Assigned task
Please provide the entries below again, word for word.

Entries provided
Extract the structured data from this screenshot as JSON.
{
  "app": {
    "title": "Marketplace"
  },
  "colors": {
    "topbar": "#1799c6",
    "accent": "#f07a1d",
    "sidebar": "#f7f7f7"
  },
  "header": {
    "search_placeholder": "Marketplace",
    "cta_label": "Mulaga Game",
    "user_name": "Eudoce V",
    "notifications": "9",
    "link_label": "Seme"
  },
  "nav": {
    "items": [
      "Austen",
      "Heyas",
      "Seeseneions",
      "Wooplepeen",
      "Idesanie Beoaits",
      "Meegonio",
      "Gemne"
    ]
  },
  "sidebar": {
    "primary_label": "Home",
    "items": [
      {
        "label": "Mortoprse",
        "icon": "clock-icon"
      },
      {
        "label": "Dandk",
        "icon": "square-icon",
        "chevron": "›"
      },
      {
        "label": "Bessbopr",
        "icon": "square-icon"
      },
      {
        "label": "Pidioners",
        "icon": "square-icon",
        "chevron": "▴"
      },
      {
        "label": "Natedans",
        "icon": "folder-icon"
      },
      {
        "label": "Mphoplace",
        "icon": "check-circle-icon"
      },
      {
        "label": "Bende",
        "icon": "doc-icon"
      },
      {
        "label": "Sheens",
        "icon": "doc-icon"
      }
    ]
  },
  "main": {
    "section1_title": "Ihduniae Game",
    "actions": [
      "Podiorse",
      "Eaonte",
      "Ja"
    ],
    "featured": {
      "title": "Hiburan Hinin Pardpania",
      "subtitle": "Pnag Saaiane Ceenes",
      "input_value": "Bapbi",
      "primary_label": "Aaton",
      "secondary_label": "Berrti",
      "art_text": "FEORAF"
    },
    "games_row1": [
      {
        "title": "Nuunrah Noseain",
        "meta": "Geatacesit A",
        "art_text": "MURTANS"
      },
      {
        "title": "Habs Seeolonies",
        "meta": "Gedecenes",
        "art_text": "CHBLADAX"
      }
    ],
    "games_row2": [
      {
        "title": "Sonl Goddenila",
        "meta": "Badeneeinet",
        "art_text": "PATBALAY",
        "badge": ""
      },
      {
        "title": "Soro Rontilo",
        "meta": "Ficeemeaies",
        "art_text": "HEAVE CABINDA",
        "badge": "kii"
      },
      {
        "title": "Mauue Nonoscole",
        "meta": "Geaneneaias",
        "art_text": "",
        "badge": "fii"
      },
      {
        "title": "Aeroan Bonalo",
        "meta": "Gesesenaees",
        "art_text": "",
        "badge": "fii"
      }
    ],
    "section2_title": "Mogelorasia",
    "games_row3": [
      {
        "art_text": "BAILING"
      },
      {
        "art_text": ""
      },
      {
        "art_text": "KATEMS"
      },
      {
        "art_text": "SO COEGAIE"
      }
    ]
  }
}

Solution to this problem
Extract the structured data from this screenshot as JSON.
{
  "app": {
    "title": "Marketplace"
  },
  "colors": {
    "topbar": "#1799c6",
    "accent": "#f07a1d",
    "sidebar": "#f7f7f7"
  },
  "header": {
    "search_placeholder": "Marketplace",
    "cta_label": "Mulaga Game",
    "user_name": "Eudoce V",
    "notifications": "9",
    "link_label": "Seme"
  },
  "nav": {
    "items": [
      "Austen",
      "Heyas",
      "Seeseneions",
      "Wooplepeen",
      "Idesanie Beoaits",
      "Meegonio",
      "Gemne"
    ]
  },
  "sidebar": {
    "primary_label": "Home",
    "items": [
      {
        "label": "Mortoprse",
        "icon": "clock-icon"
      },
      {
        "label": "Dandk",
        "icon": "square-icon",
        "chevron": "›"
      },
      {
        "label": "Bessbopr",
        "icon": "square-icon"
      },
      {
        "label": "Pidioners",
        "icon": "square-icon",
        "chevron": "▴"
      },
      {
        "label": "Natedans",
        "icon": "folder-icon"
      },
      {
        "label": "Mphoplace",
        "icon": "check-circle-icon"
      },
      {
        "label": "Bende",
        "icon": "doc-icon"
      },
      {
        "label": "Sheens",
        "icon": "doc-icon"
      }
    ]
  },
  "main": {
    "section1_title": "Ihduniae Game",
    "actions": [
      "Podiorse",
      "Eaonte",
      "Ja"
    ],
    "featured": {
      "title": "Hiburan Hinin Pardpania",
      "subtitle": "Pnag Saaiane Ceenes",
      "input_value": "Bapbi",
      "primary_label": "Aaton",
      "secondary_label": "Berrti",
      "art_text": "FEORAF"
    },
    "games_row1": [
      {
        "title": "Nuunrah Noseain",
        "meta": "Geatacesit A",
        "art_text": "MURTANS"
      },
      {
        "title": "Habs Seeolonies",
        "meta": "Gedecenes",
        "art_text": "CHBLADAX"
      }
    ],
    "games_row2": [
      {
        "title": "Sonl Goddenila",
        "meta": "Badeneeinet",
        "art_text": "PATBALAY",
        "badge": ""
      },
      {
        "title": "Soro Rontilo",
        "meta": "Ficeemeaies",
        "art_text": "HEAVE CABINDA",
        "badge": "kii"
      },
      {
        "title": "Mauue Nonoscole",
        "meta": "Geaneneaias",
        "art_text": "",
        "badge": "fii"
      },
      {
        "title": "Aeroan Bonalo",
        "meta": "Gesesenaees",
        "art_text": "",
        "badge": "fii"
      }
    ],
    "section2_title": "Mogelorasia",
    "games_row3": [
      {
        "art_text": "BAILING"
      },
      {
        "art_text": ""
      },
      {
        "art_text": "KATEMS"
      },
      {
        "art_text": "SO COEGAIE"
      }
    ]
  }
}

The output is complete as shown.